Search the records for the string "Penjualan" and copy every line in which it appears.

* _DATASET_
BEGIN
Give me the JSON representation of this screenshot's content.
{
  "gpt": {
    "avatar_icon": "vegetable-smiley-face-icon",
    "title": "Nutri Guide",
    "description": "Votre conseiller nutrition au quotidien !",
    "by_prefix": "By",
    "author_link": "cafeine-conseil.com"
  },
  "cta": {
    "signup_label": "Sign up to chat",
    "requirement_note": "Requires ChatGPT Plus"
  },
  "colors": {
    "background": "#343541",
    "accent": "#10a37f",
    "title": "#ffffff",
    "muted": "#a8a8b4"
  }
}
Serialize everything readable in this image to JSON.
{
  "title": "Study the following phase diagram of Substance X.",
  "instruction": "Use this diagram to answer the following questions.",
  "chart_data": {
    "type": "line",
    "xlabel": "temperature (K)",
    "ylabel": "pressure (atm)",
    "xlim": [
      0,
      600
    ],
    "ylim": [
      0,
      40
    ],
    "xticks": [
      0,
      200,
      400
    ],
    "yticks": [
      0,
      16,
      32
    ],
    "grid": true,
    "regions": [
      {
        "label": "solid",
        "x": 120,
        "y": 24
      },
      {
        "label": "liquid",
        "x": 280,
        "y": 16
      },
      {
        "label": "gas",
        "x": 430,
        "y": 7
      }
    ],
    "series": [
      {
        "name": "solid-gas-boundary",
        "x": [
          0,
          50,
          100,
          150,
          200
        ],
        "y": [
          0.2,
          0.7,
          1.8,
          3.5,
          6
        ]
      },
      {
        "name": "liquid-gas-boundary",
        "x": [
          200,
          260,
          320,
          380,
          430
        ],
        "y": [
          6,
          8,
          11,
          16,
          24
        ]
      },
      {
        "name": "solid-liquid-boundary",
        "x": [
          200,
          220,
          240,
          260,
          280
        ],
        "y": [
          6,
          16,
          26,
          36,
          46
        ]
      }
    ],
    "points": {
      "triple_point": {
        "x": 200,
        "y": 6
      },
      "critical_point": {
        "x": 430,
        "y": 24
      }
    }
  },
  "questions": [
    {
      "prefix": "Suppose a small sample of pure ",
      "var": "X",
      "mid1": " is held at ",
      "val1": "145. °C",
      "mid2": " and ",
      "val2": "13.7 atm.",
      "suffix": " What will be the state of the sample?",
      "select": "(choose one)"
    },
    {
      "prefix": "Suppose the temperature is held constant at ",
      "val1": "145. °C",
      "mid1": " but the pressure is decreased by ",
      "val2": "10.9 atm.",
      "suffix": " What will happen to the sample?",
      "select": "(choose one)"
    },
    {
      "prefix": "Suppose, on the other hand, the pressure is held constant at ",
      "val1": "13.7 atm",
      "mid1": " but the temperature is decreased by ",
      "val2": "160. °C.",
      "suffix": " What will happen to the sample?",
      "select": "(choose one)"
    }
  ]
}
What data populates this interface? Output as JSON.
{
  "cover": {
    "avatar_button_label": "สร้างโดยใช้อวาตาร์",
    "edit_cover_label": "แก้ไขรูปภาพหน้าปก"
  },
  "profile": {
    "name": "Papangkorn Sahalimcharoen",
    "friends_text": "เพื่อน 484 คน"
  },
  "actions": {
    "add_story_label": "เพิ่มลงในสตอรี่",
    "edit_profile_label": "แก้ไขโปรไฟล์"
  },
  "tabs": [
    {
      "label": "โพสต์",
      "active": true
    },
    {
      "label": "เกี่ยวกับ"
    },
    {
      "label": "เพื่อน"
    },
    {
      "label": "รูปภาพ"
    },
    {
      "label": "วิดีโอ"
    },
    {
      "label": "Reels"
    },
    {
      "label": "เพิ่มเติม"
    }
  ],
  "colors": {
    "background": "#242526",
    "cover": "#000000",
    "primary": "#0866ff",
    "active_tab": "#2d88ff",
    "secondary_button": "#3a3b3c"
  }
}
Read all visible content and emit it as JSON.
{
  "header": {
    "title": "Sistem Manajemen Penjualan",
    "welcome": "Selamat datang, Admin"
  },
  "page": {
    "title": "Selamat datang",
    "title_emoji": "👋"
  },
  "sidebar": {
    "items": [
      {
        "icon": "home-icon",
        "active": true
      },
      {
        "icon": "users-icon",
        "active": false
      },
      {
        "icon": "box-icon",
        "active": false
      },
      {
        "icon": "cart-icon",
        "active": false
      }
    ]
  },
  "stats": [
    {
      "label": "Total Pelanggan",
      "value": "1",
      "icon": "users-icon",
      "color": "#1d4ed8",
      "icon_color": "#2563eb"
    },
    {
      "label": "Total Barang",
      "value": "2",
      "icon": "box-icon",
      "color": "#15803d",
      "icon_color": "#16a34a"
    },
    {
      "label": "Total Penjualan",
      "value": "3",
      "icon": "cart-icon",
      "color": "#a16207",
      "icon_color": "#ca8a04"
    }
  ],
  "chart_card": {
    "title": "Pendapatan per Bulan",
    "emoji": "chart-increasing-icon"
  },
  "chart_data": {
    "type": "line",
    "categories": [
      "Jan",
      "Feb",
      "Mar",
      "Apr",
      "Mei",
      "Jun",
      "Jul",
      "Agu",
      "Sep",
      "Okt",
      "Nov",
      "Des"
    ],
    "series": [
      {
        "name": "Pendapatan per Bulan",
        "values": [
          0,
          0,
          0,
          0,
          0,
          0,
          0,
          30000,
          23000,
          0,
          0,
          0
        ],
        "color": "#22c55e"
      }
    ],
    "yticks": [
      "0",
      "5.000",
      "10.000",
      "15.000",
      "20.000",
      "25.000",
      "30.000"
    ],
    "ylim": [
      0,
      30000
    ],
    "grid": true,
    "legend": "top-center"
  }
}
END
* _RESULT OF THIS EXERCISE_
    "title": "Sistem Manajemen Penjualan",
      "label": "Total Penjualan",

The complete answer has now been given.